Dataset rows for apps and sites
((
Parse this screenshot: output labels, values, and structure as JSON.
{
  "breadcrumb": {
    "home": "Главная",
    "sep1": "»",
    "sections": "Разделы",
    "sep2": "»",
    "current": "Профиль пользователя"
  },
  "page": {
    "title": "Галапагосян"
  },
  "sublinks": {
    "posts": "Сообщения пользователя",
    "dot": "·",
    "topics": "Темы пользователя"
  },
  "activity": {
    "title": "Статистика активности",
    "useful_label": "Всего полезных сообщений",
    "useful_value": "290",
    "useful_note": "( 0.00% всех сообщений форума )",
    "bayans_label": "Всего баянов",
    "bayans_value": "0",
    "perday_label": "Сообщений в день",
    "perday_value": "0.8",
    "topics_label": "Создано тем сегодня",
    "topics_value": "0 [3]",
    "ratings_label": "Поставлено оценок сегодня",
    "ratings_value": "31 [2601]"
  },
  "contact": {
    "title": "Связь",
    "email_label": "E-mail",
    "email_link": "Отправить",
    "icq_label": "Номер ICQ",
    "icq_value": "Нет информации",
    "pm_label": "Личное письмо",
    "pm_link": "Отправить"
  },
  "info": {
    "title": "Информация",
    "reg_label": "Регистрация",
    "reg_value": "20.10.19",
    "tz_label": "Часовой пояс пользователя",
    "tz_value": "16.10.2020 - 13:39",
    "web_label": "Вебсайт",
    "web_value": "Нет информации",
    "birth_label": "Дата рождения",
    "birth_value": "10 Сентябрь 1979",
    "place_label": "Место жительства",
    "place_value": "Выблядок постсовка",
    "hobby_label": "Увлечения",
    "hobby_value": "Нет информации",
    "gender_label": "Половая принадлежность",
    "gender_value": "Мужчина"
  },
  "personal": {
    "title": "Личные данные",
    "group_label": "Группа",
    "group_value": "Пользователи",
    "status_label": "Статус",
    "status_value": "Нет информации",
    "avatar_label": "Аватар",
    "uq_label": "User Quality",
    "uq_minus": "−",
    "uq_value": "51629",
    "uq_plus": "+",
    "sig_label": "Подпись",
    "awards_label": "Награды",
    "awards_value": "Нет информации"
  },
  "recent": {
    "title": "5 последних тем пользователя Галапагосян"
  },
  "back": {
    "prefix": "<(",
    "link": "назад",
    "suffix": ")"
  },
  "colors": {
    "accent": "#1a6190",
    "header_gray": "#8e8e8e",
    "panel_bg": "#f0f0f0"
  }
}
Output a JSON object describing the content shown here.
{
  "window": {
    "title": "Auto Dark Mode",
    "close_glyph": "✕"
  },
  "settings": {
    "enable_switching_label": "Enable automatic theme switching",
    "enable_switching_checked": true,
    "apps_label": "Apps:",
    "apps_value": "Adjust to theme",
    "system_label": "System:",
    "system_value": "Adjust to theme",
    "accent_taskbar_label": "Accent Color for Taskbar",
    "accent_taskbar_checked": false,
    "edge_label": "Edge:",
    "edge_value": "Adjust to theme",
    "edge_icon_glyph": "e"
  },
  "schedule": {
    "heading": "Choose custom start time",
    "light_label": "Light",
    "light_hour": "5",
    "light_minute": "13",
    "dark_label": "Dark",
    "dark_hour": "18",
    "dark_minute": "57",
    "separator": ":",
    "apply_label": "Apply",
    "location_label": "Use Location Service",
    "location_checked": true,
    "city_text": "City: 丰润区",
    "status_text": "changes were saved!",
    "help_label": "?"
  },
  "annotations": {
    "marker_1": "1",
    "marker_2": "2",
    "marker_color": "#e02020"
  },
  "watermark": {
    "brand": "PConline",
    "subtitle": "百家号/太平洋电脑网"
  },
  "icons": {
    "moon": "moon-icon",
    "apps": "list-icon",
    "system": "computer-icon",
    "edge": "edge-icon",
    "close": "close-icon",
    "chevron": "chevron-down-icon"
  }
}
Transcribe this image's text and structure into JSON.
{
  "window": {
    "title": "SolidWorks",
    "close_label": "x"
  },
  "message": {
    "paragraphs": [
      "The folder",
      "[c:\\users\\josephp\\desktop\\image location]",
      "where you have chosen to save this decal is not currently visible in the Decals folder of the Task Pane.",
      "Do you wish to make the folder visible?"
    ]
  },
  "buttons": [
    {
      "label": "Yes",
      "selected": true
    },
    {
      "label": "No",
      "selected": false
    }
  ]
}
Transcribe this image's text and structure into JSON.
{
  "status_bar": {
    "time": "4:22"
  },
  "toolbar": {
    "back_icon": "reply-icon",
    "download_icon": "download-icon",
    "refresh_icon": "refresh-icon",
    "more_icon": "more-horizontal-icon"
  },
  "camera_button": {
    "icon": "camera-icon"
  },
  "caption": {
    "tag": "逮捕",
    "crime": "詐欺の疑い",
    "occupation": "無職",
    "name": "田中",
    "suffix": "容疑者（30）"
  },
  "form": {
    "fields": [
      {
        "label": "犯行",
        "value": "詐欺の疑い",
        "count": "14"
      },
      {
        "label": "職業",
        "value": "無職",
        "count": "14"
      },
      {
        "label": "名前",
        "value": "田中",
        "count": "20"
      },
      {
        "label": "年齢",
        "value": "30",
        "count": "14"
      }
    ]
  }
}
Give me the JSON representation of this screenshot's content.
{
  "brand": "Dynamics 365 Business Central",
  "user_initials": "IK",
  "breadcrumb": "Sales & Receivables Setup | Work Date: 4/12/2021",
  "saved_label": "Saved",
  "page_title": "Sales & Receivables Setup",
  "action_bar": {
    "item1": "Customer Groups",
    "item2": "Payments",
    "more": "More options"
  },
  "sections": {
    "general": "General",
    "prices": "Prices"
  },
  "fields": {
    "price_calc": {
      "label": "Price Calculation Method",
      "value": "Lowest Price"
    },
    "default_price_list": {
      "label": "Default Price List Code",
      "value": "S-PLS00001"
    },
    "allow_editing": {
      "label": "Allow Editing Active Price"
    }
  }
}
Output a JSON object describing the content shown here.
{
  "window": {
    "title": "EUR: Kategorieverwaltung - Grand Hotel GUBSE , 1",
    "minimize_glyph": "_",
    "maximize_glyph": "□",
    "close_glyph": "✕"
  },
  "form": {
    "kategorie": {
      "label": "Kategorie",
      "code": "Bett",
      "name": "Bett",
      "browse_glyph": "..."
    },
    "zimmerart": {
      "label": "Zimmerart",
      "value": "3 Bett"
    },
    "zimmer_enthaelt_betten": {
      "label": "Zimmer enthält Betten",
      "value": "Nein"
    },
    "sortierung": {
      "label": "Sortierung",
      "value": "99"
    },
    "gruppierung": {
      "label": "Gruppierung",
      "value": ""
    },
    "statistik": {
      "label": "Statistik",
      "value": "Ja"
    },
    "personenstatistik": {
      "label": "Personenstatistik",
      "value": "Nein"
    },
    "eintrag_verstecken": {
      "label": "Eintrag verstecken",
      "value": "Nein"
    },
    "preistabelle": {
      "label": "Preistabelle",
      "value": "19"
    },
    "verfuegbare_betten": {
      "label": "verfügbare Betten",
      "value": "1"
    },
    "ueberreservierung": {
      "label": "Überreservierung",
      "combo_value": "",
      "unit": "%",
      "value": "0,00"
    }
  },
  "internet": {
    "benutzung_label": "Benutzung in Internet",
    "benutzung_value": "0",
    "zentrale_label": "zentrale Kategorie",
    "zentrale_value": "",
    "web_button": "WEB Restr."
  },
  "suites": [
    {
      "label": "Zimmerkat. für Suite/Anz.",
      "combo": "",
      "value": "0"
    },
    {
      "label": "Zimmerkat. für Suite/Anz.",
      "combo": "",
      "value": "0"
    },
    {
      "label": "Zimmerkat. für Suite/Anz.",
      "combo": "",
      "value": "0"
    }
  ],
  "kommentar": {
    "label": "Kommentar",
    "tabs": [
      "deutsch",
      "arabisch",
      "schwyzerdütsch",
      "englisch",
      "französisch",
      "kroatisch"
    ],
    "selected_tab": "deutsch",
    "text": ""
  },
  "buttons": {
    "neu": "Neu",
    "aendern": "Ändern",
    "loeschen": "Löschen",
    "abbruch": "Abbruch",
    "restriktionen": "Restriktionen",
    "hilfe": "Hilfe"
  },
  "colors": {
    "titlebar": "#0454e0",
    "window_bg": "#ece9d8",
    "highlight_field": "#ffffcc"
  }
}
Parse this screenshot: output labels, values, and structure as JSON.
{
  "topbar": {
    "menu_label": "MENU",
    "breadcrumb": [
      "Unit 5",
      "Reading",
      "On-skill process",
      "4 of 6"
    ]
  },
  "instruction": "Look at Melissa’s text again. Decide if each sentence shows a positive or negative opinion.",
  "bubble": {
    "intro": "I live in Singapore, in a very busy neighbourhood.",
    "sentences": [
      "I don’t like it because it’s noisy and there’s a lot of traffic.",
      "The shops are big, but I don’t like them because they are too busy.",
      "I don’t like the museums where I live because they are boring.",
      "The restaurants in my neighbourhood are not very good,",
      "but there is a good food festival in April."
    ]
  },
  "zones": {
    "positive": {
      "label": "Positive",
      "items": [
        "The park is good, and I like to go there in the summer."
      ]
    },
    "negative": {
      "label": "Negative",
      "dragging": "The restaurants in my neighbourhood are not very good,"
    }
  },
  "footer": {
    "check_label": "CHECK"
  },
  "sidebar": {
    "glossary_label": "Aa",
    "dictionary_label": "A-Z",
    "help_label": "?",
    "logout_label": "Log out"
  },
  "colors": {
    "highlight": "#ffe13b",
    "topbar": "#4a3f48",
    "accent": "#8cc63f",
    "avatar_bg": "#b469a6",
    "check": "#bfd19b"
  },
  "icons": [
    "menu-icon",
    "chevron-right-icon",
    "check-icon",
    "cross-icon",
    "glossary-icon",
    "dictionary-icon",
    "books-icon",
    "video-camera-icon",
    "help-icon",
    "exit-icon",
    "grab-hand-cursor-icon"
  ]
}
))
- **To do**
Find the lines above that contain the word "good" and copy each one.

- **Task solution**
      "The restaurants in my neighbourhood are not very good,",
      "but there is a good food festival in April."
        "The park is good, and I like to go there in the summer."
      "dragging": "The restaurants in my neighbourhood are not very good,"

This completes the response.